BETHLEHEM You've probably heard someone say it before, or maybe said it yourself: Seriously, another bank?
In the Town of Bethlehem, and especially on the Delaware Avenue commercial corridor, this is something of a perennial cry every time banking news come up, be it in letters to the editor, online discussions or old-fashioned coffee shop talk.
In the Delmar area, a cursory search reveals six banks clustered near Delaware Plaza at the east end of Delaware Avenue. Another three full-fledged branches are near the Four Corners, a little more than a mile away, and there are more to the west and east in Slingerlands and Glenmont.

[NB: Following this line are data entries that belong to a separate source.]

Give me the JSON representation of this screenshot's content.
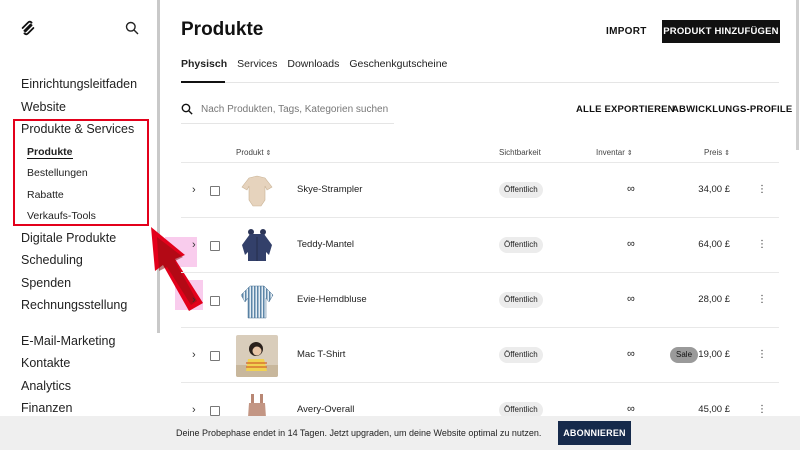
{
  "sidebar": {
    "logo_icon": "squarespace-logo-icon",
    "search_icon": "search-icon",
    "items": [
      {
        "label": "Einrichtungsleitfaden"
      },
      {
        "label": "Website"
      },
      {
        "label": "Produkte & Services"
      },
      {
        "label": "Digitale Produkte"
      },
      {
        "label": "Scheduling"
      },
      {
        "label": "Spenden"
      },
      {
        "label": "Rechnungsstellung"
      },
      {
        "label": "E-Mail-Marketing"
      },
      {
        "label": "Kontakte"
      },
      {
        "label": "Analytics"
      },
      {
        "label": "Finanzen"
      }
    ],
    "subitems": [
      {
        "label": "Produkte",
        "active": true
      },
      {
        "label": "Bestellungen"
      },
      {
        "label": "Rabatte"
      },
      {
        "label": "Verkaufs-Tools"
      }
    ]
  },
  "header": {
    "title": "Produkte",
    "import_label": "IMPORT",
    "add_label": "PRODUKT HINZUFÜGEN"
  },
  "tabs": [
    {
      "label": "Physisch",
      "active": true
    },
    {
      "label": "Services"
    },
    {
      "label": "Downloads"
    },
    {
      "label": "Geschenkgutscheine"
    }
  ],
  "search": {
    "placeholder": "Nach Produkten, Tags, Kategorien suchen"
  },
  "actions": {
    "export_label": "ALLE EXPORTIEREN",
    "profiles_label": "ABWICKLUNGS-PROFILE"
  },
  "table": {
    "headers": {
      "product": "Produkt",
      "visibility": "Sichtbarkeit",
      "inventory": "Inventar",
      "price": "Preis"
    },
    "rows": [
      {
        "name": "Skye-Strampler",
        "visibility": "Öffentlich",
        "inventory": "∞",
        "price": "34,00 £",
        "sale": "",
        "thumb_icon": "romper-thumbnail"
      },
      {
        "name": "Teddy-Mantel",
        "visibility": "Öffentlich",
        "inventory": "∞",
        "price": "64,00 £",
        "sale": "",
        "thumb_icon": "coat-thumbnail"
      },
      {
        "name": "Evie-Hemdbluse",
        "visibility": "Öffentlich",
        "inventory": "∞",
        "price": "28,00 £",
        "sale": "",
        "thumb_icon": "shirt-thumbnail"
      },
      {
        "name": "Mac T-Shirt",
        "visibility": "Öffentlich",
        "inventory": "∞",
        "price": "19,00 £",
        "sale": "Sale",
        "thumb_icon": "child-photo-thumbnail"
      },
      {
        "name": "Avery-Overall",
        "visibility": "Öffentlich",
        "inventory": "∞",
        "price": "45,00 £",
        "sale": "",
        "thumb_icon": "overall-thumbnail"
      }
    ]
  },
  "banner": {
    "text": "Deine Probephase endet in 14 Tagen. Jetzt upgraden, um deine Website optimal zu nutzen.",
    "button_label": "ABONNIEREN"
  },
  "colors": {
    "accent": "#111111",
    "highlight": "#e3001b",
    "banner_button": "#162a4b"
  }
}
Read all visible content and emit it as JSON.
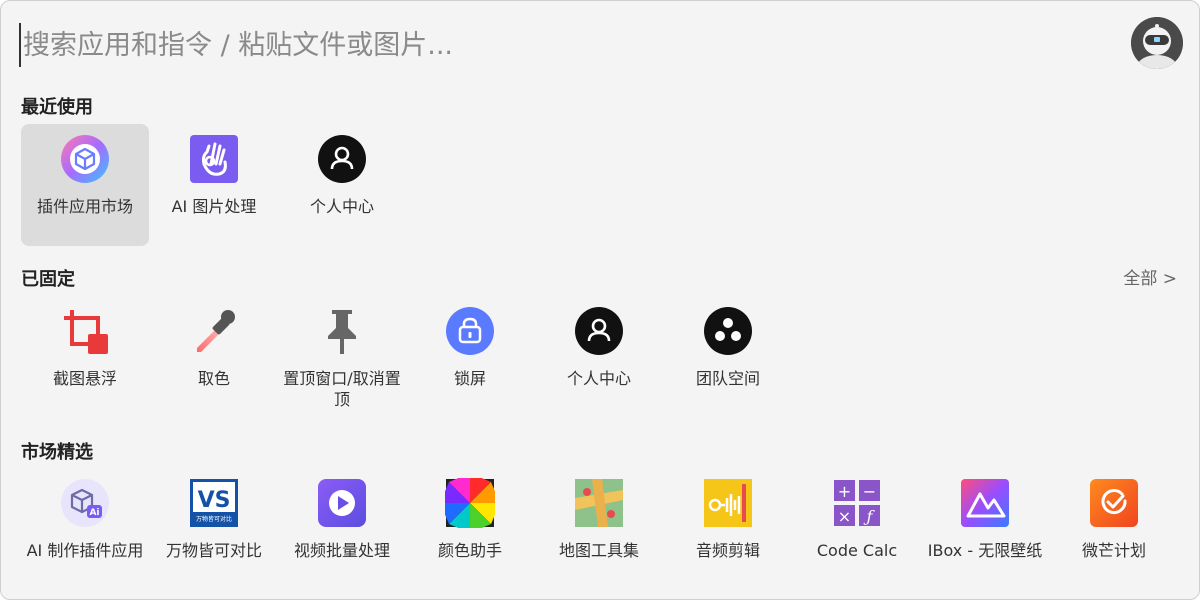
{
  "search": {
    "placeholder": "搜索应用和指令 / 粘贴文件或图片..."
  },
  "sections": {
    "recent": {
      "title": "最近使用"
    },
    "pinned": {
      "title": "已固定",
      "see_all": "全部 >"
    },
    "market": {
      "title": "市场精选"
    }
  },
  "recent_items": [
    {
      "label": "插件应用市场",
      "icon": "plugin-market-icon",
      "selected": true
    },
    {
      "label": "AI 图片处理",
      "icon": "ok-hand-icon"
    },
    {
      "label": "个人中心",
      "icon": "user-icon"
    }
  ],
  "pinned_items": [
    {
      "label": "截图悬浮",
      "icon": "crop-icon"
    },
    {
      "label": "取色",
      "icon": "eyedropper-icon"
    },
    {
      "label": "置顶窗口/取消置顶",
      "icon": "pin-icon"
    },
    {
      "label": "锁屏",
      "icon": "lock-icon"
    },
    {
      "label": "个人中心",
      "icon": "user-icon"
    },
    {
      "label": "团队空间",
      "icon": "team-icon"
    }
  ],
  "market_items": [
    {
      "label": "AI 制作插件应用",
      "icon": "ai-cube-icon"
    },
    {
      "label": "万物皆可对比",
      "icon": "vs-icon",
      "icon_text": "VS",
      "icon_subtext": "万物皆可对比"
    },
    {
      "label": "视频批量处理",
      "icon": "video-play-icon"
    },
    {
      "label": "颜色助手",
      "icon": "color-wheel-icon"
    },
    {
      "label": "地图工具集",
      "icon": "map-icon"
    },
    {
      "label": "音频剪辑",
      "icon": "audio-icon"
    },
    {
      "label": "Code Calc",
      "icon": "calculator-icon",
      "icon_glyphs": [
        "+",
        "−",
        "×",
        "ƒ"
      ]
    },
    {
      "label": "IBox - 无限壁纸",
      "icon": "wallpaper-icon"
    },
    {
      "label": "微芒计划",
      "icon": "check-circle-icon"
    }
  ],
  "colors": {
    "background": "#f4f4f4",
    "selected": "#dcdcdc",
    "ai_purple": "#7b5cf0",
    "crop_red": "#e83a3a",
    "vs_blue": "#1452a8",
    "calc_purple": "#8a55c8",
    "orange": "#f06a1f"
  }
}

In a meeting of the town's Development Planning Committee last month, Bethlehem's Director of Economic Development and Planning Michael Morelli said his office hears from residents about the density of banks. At the time, he was talking with owners of the Price Chopper Plaza in Slingerlands about their thoughts for a new standalone bank there (no plans have been formally submitted yet).
In a recent interview, Morelli said there are indeed a good number of banks in Bethlehem.
“It's really based on a market economy. In a free market economy, if a use is permitted and they meet all the local laws and regulations, they can build,” Morelli said.
Banks are listed as a specific use in the town's zoning code, but they're generally free to locate in commercial zones just like any other business. The biggest planning obstacle for most branches is the construction of drive-through lanes, which sometimes draw the scrutiny of planners.
So why are there as many banks as places to get a cup of coffee? According to Trustco Vice President Kevin Timmons, the answer is simple.
“The branches are being put in spots where the banks think there is business to be had, just like McDonald's, Dunkin Donuts, or Price Chopper or whatever,” Timmons said.